- Production and Cost Theory: How much to produce and what inputs to use.
- Production Theory (Chapter 4:7th edition, chapter 5:8th edition, August 21 - August 28).
- The production function and it's properties.
- Optimal input use.
- Marginal rate of technical substitution.
- Optimal input use with multiple inputs.
- HOMEWORK 1 DUE AUGUST 30.
- Mergers and returns to scale.
- Measuring production functions.
- Cost Analysis (Chapter 5:7th edition, chapter 6:8th edition, August 30 - September 6).
- Fixed, average, and marginal costs: short run.
- Sunk costs.
- Optimal production in competitive markets.
FIRST QUIZ, SEPTEMBER 6.
- Average costs: long run.
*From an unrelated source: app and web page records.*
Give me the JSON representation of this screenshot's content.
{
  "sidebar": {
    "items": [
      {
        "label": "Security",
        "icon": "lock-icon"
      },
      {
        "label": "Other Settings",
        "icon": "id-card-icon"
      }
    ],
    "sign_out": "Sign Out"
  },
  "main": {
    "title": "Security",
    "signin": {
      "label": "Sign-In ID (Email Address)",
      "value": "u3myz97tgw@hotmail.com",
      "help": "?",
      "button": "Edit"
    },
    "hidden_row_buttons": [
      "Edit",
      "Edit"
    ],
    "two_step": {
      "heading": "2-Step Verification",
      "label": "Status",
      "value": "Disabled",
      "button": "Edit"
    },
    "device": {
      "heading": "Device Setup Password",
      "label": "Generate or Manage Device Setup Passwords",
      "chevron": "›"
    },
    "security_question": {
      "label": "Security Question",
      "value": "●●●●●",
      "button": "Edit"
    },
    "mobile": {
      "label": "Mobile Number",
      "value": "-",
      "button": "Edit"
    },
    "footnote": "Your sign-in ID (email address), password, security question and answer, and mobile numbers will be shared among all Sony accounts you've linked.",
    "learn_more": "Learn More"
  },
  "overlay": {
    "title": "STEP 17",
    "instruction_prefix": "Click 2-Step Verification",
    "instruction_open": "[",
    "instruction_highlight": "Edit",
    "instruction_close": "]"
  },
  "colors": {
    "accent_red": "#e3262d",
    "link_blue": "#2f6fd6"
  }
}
- Demand curves (Chapter 2, September 11).
- Price elasticity.
- Income elasticity.
- Estimating Demand.
- HOMEWORK 2, DUE SEPTEMBER 13.
- Setting the price to maximize profits (Chapter 6, September 11).
- Pricing Techniques (Chapters 7-9:7th edition, chapter 8-10:8th edition, September
11 - September 20).
- Perfect Competition.
- Cost plus pricing.
- Monopoly pricing.
- SECOND QUIZ, SEPTEMBER 20.
- Price discrimination.
- Business strategy and game theory.
- Static games and basic definitions (chapter 11:7th edition, chapter 12:8th
edition, September 20-27).
- Dominant Strategies.
- Nash Equilibria.
- Mixed Strategies.
- Price wars and price collusion.
- Price matching guarantees
- How to split a market.
- Blue light specials.
- HOMEWORK 3 DUE SEPTEMBER 27.
- Dynamic Games (Chapter 11:7th edition, chapter 12:8th edition, September
- Nash Equilibria and Sub-Game Perfection.
- Credible and non-credible threats.
- Market entry.
- Deterring market entry.
Homeworks, quizzes, review sheets, and solutions.
Homework 1, DUE AUGUST 30
Homework 1, Solutions
Second Homework, DUE SEPTEMBER 13.
First Quiz Solutions.
Second Homework, Solutions.
Third Homework, DUE SEPTEMBER 27. .
Second Quiz, solutions.
Third Homework, Solutions.
Graphs and Tables.
Review: First Quiz.
Extra review questions for the industrious: First Quiz.
Review: First Quiz, Solutions.
Extra review questions for the industrious: Solutions.
Review: Second Quiz.
Extra questions for the industrious: Second Quiz.
Review, Second Quiz: Solutions.
Review, Second Quiz: Solutions to Exta Questions.
Review, Final Quiz.
Extra questions for the industrious: Final Quiz.
Review, Final Quiz: Solutions.
Solutions to Extra questions for the industrious: Final Quiz
Notes: Introduction and Production Theory.
Notes: Cost Analysis.
Notes: Business Strategy.
Case Studies and Examples.
Homework 1, how the production function was computed.
How to construct the Walmart trucking production function discussed in the notes, using simple
company data and some information from the EPA.
Up to Dave Kelly's homepage
Interesting web sites for Eco 685 students.
National Association for Business Economists.
The Economist.com argues that economics
is valuable for MBAs since economics has more compelling and realistic theories business administration than other